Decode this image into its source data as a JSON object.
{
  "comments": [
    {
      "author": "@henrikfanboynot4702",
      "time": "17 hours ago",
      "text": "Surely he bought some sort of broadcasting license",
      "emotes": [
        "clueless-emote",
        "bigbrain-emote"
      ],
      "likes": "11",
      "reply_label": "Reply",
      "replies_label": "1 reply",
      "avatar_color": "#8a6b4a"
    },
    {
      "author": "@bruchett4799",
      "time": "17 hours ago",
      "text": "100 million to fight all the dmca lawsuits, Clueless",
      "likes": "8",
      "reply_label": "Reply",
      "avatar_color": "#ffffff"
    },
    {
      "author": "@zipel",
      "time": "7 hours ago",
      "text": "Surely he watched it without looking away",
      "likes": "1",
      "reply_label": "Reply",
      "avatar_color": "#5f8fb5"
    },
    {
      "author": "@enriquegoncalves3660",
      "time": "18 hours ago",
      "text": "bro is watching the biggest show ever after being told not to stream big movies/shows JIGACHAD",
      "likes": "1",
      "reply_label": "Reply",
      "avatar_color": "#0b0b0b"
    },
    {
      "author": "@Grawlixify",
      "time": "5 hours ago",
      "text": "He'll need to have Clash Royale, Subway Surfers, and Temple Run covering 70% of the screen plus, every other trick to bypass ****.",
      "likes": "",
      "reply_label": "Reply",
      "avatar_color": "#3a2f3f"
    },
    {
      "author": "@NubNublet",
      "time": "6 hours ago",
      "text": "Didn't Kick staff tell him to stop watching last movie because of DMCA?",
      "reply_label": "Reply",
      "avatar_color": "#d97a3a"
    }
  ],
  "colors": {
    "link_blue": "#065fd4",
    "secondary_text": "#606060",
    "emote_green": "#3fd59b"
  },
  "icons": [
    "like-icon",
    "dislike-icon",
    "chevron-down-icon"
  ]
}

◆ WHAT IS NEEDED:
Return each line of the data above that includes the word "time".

◆ SOLUTION TO THIS TASK:
      "time": "17 hours ago",
      "time": "17 hours ago",
      "time": "7 hours ago",
      "time": "18 hours ago",
      "time": "5 hours ago",
      "time": "6 hours ago",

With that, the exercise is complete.